Exercise aim
Nothing in the data should change when you return it, but leave the pictures out.

Supplied data
....................

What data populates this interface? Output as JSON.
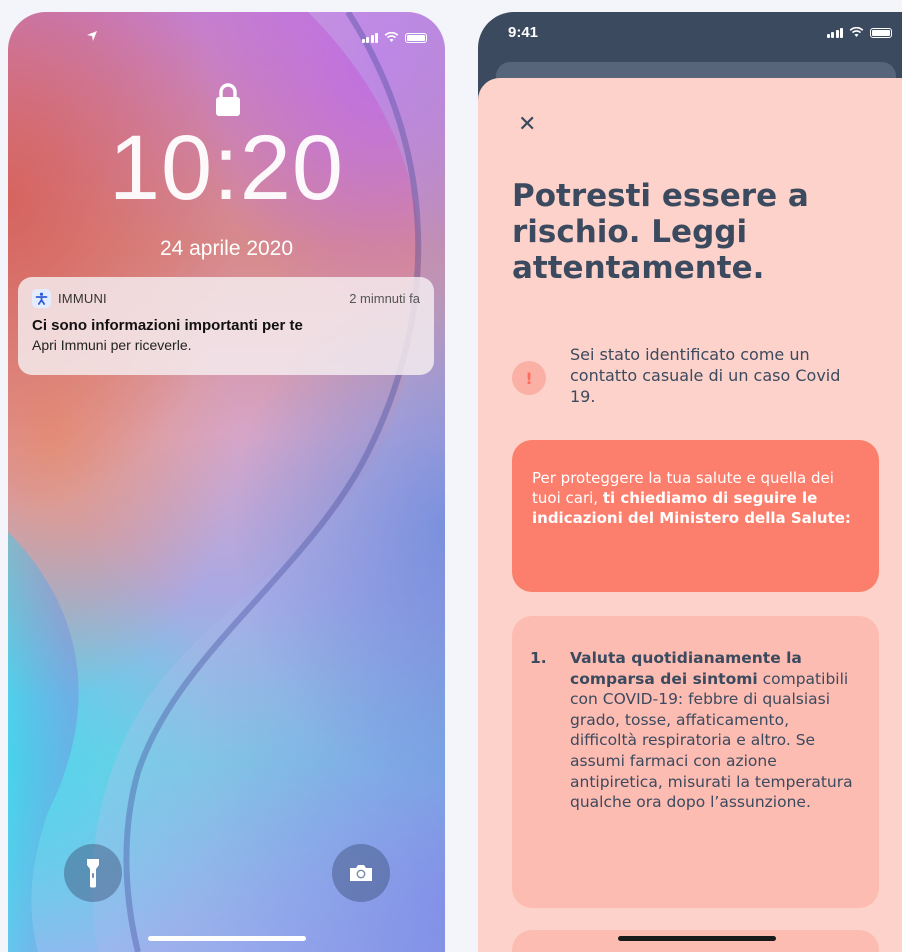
{
  "lock_screen": {
    "time": "10:20",
    "date": "24 aprile 2020",
    "notification": {
      "app_name": "IMMUNI",
      "time_ago": "2 mimnuti fa",
      "title": "Ci sono informazioni importanti per te",
      "body": "Apri Immuni per riceverle."
    },
    "icons": {
      "location": "location-arrow-icon",
      "signal": "signal-icon",
      "wifi": "wifi-icon",
      "battery": "battery-icon",
      "lock": "lock-icon",
      "flashlight": "flashlight-icon",
      "camera": "camera-icon"
    }
  },
  "immuni_screen": {
    "status_time": "9:41",
    "close_icon": "close-icon",
    "title": "Potresti essere a rischio. Leggi attentamente.",
    "alert_text": "Sei stato identificato come un contatto casuale di un caso Covid 19.",
    "red_card": {
      "plain": "Per proteggere la tua salute e quella dei tuoi cari, ",
      "bold": "ti chiediamo di seguire le indicazioni del Ministero della Salute:"
    },
    "steps": [
      {
        "number": "1.",
        "bold": "Valuta quotidianamente la comparsa dei sintomi",
        "text": " compatibili con COVID-19: febbre di qualsiasi grado, tosse, affaticamento, difficoltà respiratoria e altro. Se assumi farmaci con azione antipiretica, misurati la temperatura qualche ora dopo l’assunzione."
      }
    ]
  },
  "colors": {
    "navy": "#3b4a5e",
    "sheet_bg": "#fdd2cb",
    "red_card": "#fc7e6c",
    "pink_card": "#fdbcb2"
  }
}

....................

Solution for this task
What data populates this interface? Output as JSON.
{
  "lock_screen": {
    "time": "10:20",
    "date": "24 aprile 2020",
    "notification": {
      "app_name": "IMMUNI",
      "time_ago": "2 mimnuti fa",
      "title": "Ci sono informazioni importanti per te",
      "body": "Apri Immuni per riceverle."
    },
    "icons": {
      "location": "location-arrow-icon",
      "signal": "signal-icon",
      "wifi": "wifi-icon",
      "battery": "battery-icon",
      "lock": "lock-icon",
      "flashlight": "flashlight-icon",
      "camera": "camera-icon"
    }
  },
  "immuni_screen": {
    "status_time": "9:41",
    "close_icon": "close-icon",
    "title": "Potresti essere a rischio. Leggi attentamente.",
    "alert_text": "Sei stato identificato come un contatto casuale di un caso Covid 19.",
    "red_card": {
      "plain": "Per proteggere la tua salute e quella dei tuoi cari, ",
      "bold": "ti chiediamo di seguire le indicazioni del Ministero della Salute:"
    },
    "steps": [
      {
        "number": "1.",
        "bold": "Valuta quotidianamente la comparsa dei sintomi",
        "text": " compatibili con COVID-19: febbre di qualsiasi grado, tosse, affaticamento, difficoltà respiratoria e altro. Se assumi farmaci con azione antipiretica, misurati la temperatura qualche ora dopo l’assunzione."
      }
    ]
  },
  "colors": {
    "navy": "#3b4a5e",
    "sheet_bg": "#fdd2cb",
    "red_card": "#fc7e6c",
    "pink_card": "#fdbcb2"
  }
}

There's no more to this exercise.